— EXERCISE OBJECTIVE —
Determine the number of lines in the listing that include the string "депрессии"; the reply consists of that number only.

— INPUT RECORDS —
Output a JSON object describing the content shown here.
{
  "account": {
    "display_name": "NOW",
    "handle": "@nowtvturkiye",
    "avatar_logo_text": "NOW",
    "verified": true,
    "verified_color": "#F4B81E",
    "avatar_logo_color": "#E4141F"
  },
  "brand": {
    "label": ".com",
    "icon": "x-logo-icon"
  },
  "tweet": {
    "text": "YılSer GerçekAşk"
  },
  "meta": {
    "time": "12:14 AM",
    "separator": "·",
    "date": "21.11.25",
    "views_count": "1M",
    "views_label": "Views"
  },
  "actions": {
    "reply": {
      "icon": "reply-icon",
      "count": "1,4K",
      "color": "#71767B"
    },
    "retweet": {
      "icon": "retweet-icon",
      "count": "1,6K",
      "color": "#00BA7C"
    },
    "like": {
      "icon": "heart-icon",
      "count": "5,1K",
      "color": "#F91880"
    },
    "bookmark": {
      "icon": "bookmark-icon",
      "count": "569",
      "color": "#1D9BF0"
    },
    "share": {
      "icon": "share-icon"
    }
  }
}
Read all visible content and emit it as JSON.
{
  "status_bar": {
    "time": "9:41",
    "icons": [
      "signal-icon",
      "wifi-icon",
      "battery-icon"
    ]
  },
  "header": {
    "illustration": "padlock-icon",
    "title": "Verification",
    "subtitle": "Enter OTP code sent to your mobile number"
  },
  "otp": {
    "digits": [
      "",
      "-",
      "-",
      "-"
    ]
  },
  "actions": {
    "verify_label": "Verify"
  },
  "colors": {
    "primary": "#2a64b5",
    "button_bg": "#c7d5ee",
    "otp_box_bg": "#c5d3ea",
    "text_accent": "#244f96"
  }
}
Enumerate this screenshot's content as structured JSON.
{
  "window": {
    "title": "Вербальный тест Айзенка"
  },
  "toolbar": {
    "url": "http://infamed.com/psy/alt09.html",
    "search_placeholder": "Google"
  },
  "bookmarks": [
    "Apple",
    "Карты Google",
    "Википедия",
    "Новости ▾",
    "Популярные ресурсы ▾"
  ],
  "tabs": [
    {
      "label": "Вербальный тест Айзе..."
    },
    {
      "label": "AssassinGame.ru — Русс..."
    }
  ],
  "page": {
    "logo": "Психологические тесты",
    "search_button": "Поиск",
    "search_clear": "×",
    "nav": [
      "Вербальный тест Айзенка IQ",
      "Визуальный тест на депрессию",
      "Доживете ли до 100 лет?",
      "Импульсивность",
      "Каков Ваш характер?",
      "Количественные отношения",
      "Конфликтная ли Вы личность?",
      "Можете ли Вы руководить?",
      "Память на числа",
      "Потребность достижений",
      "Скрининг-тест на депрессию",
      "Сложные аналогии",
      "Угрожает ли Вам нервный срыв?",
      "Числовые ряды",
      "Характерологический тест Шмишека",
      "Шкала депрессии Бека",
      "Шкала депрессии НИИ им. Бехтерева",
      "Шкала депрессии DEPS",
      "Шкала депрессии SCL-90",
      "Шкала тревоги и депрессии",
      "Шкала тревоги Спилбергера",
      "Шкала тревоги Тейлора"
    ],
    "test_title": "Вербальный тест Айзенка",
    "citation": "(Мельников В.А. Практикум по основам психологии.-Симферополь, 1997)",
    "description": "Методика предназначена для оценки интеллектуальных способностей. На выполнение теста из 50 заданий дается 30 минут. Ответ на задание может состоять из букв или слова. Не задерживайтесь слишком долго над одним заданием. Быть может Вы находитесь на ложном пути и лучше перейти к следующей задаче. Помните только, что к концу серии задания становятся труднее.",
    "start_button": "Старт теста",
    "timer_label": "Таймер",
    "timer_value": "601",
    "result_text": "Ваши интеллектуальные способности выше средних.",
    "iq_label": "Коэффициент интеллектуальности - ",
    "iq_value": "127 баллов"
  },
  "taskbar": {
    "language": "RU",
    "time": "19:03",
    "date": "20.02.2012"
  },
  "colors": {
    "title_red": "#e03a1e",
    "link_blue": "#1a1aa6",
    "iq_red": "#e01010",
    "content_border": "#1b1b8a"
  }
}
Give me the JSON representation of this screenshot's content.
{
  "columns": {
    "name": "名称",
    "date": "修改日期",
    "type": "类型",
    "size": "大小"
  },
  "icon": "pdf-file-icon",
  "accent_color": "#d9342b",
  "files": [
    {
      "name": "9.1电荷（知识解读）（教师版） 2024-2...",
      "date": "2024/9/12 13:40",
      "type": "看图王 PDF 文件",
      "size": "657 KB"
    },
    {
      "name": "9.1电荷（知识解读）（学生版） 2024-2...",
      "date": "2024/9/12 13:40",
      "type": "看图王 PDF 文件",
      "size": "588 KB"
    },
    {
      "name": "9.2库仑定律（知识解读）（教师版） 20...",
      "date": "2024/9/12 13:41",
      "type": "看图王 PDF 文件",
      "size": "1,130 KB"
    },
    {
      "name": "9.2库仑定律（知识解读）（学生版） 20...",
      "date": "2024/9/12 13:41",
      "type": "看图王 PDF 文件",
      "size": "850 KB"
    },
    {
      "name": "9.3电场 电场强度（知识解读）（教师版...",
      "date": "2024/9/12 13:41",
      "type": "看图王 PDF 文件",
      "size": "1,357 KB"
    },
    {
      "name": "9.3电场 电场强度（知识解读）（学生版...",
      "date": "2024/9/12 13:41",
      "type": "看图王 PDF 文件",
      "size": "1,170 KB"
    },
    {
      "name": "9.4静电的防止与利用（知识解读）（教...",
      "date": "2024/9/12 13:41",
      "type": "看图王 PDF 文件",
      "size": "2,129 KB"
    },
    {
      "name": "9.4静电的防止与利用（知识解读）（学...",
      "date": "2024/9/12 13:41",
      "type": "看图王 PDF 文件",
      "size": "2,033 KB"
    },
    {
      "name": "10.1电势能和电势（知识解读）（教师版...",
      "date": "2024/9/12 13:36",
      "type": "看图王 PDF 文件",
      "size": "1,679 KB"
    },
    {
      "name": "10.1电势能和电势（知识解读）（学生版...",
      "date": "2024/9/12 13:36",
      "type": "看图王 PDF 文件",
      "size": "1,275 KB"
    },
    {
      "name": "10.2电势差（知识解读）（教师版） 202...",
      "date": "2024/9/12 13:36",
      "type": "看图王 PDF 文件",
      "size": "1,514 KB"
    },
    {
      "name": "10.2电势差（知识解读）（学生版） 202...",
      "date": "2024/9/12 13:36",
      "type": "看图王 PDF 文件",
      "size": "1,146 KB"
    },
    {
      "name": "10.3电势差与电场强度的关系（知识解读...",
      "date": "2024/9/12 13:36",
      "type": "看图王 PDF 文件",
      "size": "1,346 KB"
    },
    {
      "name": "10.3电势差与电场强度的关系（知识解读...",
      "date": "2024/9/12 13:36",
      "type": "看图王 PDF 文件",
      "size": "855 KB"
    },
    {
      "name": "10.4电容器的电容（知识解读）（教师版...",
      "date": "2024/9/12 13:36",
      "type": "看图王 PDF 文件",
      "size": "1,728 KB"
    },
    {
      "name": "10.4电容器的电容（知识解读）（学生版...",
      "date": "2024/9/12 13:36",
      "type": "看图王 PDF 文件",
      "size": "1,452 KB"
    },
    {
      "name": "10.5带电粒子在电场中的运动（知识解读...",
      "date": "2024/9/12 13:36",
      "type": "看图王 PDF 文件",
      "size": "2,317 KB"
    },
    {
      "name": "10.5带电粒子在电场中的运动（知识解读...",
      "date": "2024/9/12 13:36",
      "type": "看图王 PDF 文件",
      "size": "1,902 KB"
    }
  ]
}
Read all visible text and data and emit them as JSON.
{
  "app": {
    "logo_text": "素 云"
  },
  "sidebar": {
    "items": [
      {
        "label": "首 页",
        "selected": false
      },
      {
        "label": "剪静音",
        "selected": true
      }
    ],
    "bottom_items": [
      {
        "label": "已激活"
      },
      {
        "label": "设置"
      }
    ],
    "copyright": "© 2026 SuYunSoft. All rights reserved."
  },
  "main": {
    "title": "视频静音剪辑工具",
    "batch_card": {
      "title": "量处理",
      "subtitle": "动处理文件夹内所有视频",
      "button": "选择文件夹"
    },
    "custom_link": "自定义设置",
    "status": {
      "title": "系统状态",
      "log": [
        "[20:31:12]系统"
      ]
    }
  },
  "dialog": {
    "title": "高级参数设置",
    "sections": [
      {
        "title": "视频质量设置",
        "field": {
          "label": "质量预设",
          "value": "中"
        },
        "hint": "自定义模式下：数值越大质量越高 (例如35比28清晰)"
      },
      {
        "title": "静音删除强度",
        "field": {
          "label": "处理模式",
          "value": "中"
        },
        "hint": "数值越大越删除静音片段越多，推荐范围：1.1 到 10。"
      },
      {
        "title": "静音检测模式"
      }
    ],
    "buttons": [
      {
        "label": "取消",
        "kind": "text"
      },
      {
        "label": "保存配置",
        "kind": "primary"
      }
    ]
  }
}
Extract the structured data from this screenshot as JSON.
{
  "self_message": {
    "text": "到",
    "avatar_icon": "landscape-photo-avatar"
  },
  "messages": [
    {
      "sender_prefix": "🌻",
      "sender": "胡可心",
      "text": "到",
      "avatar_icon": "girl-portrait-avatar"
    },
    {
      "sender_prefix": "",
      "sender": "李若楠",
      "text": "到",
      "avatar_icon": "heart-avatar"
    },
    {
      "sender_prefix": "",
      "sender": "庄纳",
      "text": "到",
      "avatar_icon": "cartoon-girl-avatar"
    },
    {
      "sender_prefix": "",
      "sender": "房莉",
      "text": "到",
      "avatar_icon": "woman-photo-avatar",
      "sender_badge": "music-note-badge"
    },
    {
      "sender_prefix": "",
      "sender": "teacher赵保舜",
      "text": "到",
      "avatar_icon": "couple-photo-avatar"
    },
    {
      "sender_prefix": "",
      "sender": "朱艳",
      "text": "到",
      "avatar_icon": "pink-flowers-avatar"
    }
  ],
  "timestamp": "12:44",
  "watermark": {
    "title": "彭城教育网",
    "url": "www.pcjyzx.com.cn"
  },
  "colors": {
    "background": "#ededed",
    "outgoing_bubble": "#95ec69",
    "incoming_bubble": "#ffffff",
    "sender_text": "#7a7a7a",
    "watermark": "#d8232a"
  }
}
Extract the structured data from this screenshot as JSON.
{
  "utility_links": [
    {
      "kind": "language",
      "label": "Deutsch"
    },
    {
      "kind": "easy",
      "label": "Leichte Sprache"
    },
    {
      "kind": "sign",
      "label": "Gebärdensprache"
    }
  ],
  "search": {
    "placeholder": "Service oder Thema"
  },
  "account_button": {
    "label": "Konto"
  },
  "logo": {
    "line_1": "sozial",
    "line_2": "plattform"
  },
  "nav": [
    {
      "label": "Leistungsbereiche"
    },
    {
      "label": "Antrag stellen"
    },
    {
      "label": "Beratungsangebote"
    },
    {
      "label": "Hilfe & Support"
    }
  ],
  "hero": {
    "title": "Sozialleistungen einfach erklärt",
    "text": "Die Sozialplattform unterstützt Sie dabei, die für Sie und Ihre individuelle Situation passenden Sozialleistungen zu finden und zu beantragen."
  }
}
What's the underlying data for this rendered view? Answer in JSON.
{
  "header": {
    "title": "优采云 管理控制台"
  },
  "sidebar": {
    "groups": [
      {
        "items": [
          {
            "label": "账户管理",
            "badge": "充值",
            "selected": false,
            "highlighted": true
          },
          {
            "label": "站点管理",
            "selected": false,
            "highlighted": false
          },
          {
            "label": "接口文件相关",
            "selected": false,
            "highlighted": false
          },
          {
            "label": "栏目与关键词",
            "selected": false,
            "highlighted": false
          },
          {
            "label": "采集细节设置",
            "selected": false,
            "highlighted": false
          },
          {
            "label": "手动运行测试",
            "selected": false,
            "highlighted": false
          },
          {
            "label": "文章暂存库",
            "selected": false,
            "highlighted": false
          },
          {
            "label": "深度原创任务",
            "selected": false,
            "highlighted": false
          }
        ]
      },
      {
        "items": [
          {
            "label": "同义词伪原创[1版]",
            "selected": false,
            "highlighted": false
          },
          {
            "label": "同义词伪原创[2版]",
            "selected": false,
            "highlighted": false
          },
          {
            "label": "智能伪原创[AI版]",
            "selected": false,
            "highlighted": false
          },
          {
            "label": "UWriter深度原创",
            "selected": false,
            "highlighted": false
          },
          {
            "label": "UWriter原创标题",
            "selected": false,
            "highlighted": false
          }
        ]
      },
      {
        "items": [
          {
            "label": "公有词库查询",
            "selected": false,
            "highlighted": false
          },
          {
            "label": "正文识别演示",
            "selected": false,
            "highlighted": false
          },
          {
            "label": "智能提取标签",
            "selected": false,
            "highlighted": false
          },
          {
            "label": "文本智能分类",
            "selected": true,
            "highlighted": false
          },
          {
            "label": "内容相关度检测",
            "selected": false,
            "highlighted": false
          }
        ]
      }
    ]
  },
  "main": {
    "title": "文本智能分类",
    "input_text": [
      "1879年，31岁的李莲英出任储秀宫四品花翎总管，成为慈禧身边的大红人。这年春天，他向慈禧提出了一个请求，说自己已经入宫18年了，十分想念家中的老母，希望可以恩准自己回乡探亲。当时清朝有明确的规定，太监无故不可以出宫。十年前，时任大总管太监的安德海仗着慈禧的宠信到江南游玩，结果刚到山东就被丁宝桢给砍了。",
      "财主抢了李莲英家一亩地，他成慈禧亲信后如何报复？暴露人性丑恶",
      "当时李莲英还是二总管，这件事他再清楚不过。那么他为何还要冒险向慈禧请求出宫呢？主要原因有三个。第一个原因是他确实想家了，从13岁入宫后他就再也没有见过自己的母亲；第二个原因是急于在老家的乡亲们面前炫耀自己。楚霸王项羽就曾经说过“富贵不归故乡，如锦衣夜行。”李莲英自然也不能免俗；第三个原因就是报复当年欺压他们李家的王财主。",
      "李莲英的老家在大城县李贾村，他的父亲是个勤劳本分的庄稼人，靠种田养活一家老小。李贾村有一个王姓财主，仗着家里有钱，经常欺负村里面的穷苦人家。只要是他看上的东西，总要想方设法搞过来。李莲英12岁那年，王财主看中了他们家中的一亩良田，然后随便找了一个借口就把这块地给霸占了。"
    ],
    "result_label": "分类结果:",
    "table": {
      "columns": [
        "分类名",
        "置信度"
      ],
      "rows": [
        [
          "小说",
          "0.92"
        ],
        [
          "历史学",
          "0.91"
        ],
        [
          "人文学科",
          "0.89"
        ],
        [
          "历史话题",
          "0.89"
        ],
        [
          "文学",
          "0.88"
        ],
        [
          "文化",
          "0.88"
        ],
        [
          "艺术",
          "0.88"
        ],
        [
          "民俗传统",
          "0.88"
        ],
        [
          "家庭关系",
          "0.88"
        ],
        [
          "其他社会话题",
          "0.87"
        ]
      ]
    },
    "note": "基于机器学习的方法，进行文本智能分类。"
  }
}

— SOLUTION TO THIS EXERCISE —
5